This is a great little vignette. And my comments may be repetitive from other blogs as I am new here.
In my training I was taught and use doubling usually when the person I am doubling or working with, is stuck in such a manner that they lose their confidence or feel immediately undermined. So I double, or get doubling done, when they feel ‘defeated’ usually highlighted by a dropping of shoulder, a going quiet with the voice etc. The result is the return of confidence and capacity to continue on their own. This training was based on the psychodramatic idea of ‘doubling’ also being a stage of development, and if the person had inadequate doubling then they likely could not sustain their own warm-up to the issue at hand. This is when it is a required technique in a psychodrama.
However, using at you have described here, as both an educational and sensitive intervention, I think that you have described a great process and described it well.
Do you often use the double-bind variation that Ann Hale used to teach – helping each person to stand behind their partner and double them.
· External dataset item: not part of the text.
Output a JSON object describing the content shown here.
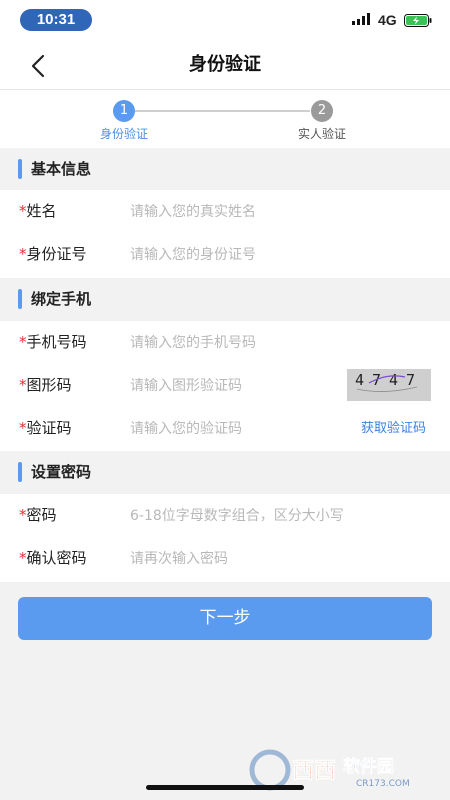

And then make sure they both try this out. I’ve used it a few times and it is not easy for either partner but it improves their capacity to double in normal life.
Thanks for this and for the focusing on the relationship side rather than the ‘just getting it right’ side.
I like your talking about his vulnerability and all those
feelings make sense around her feeding the baby.
Thank you for the cautious note. I appreciate how you take the words spoken and validate his concern that she’s over doing things. I believe that’s a voice couples shy away from a it could come across critical and selfish but you present it as sensitive and curious. A helpful lesson in structuring an intervention. Great.